Judgement Day even as the five women exulted, dancing to flute and
The reformers proceeded on several fronts: frequent attendance at
the Lords Supper, renewed attention to spiritual direction, immersion in the works
of the spiritual masters, discipline to fend off cavalier self-indulgence.
Her influence rippled throughout Spain. A Jesuit at Salamanca,
famous for its superb university that trained legions of intellectual, political and
ecclesiastical leaders, pleaded with her to establish a reformed house there. As the
reform movement spread, embarrassed church authorities scrabbled for any pretext to sue,
ceaselessly multiplying lawsuits against her.
At age 60 she met the man who would be the closest friend she
ever had. He was half her age, a Jesuit, a brilliant graduate of Alcala (the other famous
university in Spain.) He became her soul-mate, ending the isolation that mystical
vivedness had forced upon her. Such a friendship, given but once in a lifetime, was
slandered as malicious gossip exploded. Undeterred, she knew that the deeper the Christian
sinks into God, the more urgently a human soul-mate is needed.
The churchs persecution reached its worst from 1576-1580.
Imprisoned for one year at Toledo and then released, she was welcomed among sisters whom
church authorities promptly excommunicated. Only the intervention of King Phillip
that is, only the intervention of civil authority fended off the
churchs injustice and reinstated the nuns. Nothing daunted her. Upon departing a
convent where community-life had degenerated into endless idle amusement, she denounced
it: "I find a puerility about that house which is intolerable."
Ill-health shortly overtook Teresa. "We can die, but we
cannot be conquered", she reminded those who shared her zeal. Two years later she
slipped away, having told her readers that discerning Gods will and desiring to do
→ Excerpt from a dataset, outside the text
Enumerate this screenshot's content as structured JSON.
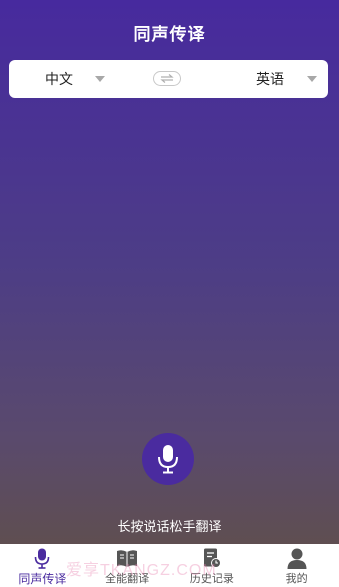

it above all else was everything. The prayerbook she was using at her death
contained her "bookmark", the outpouring of her own heart:
Let nothing disturb you,
Let nothing frighten you,
All things pass away:
God never changes.
Patience obtains all things.
He who has God
Finds he lacks nothing;
God alone suffices.
As recently as 1969 the Roman Catholic Church pronounced her Doctoris
Ecclesiae, a teacher whom Catholics and Protestants alike should hear and heed. Her
books have been translated into scores of languages. Apart from Cervantes Don
Quixote, her works are the most widely read today of any Spanish author.